Concomitantly, a stronger $A relative to Budget is providing slight insulation against the sharp rise in global oil prices. More broadly, however, the beneficial pass-through of the stronger currency on imported goods prices remains muted.

At a component level, dwelling rents are expected to grow strongly throughout the forecast horizon, reflecting a tight housing market and record low vacancy rates. Food prices are also expected to remain high in the near-term given strong world demand and constrained domestic supply following prolonged drought. Further forward, the expected recovery in farm production is likely to place downward pressure on domestic food prices through the course of 2008-09 and 2009-10.

Chart 11: Consumer price inflation

Chart 11: Consumer price inflation

Source: ABS Cat. No. 6401.0 and Treasury.

Wages

Wage growth is expected to remain elevated in the near term as current labour market tightness and shortages of suitable labour continue to influence wage agreements. Nonetheless, wage growth is not expected to accelerate given the anticipated easing in labour market conditions. Overall wage growth has been contained in recent wage outcomes support this view, with March quarter outcomes. Further out, wage pressures are expected to ease in line with the expansion of labour supply from net overseas migration and an easing in domestic demand.
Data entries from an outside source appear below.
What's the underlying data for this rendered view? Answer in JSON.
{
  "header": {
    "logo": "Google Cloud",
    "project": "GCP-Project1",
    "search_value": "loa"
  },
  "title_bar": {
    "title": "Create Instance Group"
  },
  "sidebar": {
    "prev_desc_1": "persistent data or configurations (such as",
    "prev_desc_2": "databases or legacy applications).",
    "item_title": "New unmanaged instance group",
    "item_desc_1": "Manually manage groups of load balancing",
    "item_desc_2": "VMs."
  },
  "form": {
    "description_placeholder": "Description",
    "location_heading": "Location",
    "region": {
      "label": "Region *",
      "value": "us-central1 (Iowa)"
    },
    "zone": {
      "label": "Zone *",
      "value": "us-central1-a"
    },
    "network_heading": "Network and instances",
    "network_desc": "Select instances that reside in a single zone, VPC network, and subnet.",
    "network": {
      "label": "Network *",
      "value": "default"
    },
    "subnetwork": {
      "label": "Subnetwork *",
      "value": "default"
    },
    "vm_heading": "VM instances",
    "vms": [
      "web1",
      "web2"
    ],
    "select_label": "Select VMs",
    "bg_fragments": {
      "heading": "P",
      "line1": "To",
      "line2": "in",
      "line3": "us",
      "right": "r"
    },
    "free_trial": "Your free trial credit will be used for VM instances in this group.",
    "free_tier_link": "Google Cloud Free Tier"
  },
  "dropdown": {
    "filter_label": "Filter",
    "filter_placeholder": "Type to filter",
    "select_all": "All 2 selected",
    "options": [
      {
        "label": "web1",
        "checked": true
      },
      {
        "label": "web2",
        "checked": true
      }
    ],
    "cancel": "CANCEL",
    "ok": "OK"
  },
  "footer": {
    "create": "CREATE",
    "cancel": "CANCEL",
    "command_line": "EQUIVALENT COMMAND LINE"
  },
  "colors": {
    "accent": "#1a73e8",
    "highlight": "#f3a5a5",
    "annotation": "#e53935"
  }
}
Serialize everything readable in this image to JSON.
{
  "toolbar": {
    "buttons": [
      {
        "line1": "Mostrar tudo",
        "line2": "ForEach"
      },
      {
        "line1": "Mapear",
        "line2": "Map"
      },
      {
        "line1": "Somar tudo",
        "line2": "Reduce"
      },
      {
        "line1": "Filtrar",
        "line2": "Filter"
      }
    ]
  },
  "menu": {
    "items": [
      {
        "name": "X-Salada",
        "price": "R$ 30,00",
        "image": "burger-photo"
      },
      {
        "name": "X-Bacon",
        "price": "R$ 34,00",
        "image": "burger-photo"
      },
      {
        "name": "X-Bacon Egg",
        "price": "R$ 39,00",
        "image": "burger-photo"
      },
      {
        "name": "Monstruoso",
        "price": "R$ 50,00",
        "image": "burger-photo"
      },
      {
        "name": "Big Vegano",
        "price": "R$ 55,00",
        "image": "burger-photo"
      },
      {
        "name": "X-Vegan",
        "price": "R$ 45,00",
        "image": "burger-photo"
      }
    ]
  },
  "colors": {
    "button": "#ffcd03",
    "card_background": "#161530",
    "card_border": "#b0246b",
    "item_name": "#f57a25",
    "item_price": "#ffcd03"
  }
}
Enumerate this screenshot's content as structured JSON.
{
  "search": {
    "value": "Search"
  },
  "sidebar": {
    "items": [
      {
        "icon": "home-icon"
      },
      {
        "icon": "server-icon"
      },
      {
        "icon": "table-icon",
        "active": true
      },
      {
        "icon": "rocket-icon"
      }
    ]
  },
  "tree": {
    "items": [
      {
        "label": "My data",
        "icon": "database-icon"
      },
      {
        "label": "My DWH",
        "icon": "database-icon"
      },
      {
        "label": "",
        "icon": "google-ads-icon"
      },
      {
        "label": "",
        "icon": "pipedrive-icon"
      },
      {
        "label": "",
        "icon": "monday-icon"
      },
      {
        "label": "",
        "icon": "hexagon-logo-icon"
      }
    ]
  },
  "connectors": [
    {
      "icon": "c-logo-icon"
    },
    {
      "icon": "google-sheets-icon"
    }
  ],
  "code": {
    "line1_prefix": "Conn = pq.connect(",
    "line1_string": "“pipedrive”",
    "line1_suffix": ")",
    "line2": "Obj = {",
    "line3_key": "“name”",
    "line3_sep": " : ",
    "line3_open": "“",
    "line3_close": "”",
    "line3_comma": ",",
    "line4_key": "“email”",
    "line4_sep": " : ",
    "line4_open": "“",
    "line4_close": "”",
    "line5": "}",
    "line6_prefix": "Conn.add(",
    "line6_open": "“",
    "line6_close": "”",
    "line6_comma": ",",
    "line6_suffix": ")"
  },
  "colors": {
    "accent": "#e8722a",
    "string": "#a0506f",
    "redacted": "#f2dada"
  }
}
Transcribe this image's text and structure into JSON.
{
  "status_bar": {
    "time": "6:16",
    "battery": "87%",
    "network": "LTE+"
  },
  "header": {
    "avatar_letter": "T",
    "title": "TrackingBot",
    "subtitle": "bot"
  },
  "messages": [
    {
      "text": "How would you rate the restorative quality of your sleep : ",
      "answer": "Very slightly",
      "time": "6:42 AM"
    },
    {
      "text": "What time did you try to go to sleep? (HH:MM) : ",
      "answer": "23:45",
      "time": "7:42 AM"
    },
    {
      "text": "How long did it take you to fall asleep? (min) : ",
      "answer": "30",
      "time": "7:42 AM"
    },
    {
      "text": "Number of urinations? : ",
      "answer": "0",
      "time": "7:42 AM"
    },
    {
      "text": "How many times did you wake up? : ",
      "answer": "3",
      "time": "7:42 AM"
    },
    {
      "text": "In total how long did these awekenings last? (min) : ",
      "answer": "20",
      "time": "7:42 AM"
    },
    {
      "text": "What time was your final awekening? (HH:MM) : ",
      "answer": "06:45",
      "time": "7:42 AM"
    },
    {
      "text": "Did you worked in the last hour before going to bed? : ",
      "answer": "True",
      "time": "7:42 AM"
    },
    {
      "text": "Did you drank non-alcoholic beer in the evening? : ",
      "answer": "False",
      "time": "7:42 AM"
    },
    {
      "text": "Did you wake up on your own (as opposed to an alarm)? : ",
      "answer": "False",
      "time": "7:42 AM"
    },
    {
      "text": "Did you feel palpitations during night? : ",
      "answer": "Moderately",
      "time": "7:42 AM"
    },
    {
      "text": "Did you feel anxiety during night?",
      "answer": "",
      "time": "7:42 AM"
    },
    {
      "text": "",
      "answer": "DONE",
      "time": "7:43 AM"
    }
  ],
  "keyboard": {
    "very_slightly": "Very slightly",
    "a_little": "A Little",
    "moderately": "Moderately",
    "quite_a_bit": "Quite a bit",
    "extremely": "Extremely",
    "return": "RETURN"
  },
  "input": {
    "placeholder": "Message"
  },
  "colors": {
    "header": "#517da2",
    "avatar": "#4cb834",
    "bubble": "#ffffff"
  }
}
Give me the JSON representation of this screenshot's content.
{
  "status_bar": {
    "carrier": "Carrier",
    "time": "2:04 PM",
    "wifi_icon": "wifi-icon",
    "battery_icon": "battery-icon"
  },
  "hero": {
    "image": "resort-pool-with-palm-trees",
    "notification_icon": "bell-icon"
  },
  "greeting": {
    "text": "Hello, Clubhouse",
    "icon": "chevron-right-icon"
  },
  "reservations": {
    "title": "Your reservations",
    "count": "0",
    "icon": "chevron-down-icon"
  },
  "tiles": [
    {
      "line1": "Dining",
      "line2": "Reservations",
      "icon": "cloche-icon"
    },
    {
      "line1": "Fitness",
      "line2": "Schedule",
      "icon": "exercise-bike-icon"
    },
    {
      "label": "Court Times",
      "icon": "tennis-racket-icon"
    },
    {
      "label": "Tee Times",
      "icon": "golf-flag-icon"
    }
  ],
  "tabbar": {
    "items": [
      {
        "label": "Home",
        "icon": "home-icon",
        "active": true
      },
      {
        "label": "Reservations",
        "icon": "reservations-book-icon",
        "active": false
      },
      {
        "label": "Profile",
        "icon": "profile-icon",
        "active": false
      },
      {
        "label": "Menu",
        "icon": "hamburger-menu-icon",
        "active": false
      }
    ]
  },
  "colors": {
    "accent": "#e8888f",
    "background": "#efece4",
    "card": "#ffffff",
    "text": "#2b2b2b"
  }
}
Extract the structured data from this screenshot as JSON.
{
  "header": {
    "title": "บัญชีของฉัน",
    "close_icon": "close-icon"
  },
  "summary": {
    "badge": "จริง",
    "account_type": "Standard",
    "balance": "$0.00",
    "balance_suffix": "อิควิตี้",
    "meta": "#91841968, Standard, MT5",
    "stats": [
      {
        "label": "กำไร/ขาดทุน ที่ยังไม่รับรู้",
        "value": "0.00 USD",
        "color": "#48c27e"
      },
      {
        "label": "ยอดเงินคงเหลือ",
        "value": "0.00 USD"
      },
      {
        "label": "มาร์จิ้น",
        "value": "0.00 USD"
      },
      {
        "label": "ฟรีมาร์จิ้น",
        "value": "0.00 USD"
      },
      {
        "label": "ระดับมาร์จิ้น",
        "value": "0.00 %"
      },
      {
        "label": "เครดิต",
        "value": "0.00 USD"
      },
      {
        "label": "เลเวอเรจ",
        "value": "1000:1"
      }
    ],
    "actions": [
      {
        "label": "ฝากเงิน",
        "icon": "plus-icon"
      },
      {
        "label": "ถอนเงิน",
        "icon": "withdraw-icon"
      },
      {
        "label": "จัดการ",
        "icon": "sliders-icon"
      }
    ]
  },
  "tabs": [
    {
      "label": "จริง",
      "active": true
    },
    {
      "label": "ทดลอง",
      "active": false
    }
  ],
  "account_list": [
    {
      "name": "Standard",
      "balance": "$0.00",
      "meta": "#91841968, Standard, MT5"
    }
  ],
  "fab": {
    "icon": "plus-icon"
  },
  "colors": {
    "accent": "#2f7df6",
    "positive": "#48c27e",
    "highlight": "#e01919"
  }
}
Consistent with Budget, the Wage Price Index (WPI) is forecast to grow by 4¼ per cent in 2007-08 and 2008-09, before easing to 4 per cent in 2009-10. There is, however, a risk that elevated inflation expectations feed into higher wage claims and put further upward pressure on inflation.

Reflecting the additional boost to bulk commodity prices in 2008-09, the States and Territories most directly exposed to mining activity are likely to experience the strongest wage growth over the forecast horizon.


1 This spending was included as expenditure by States and local authorities in the UEFO forecasts but has been subsequently reclassified as renovation spending by households.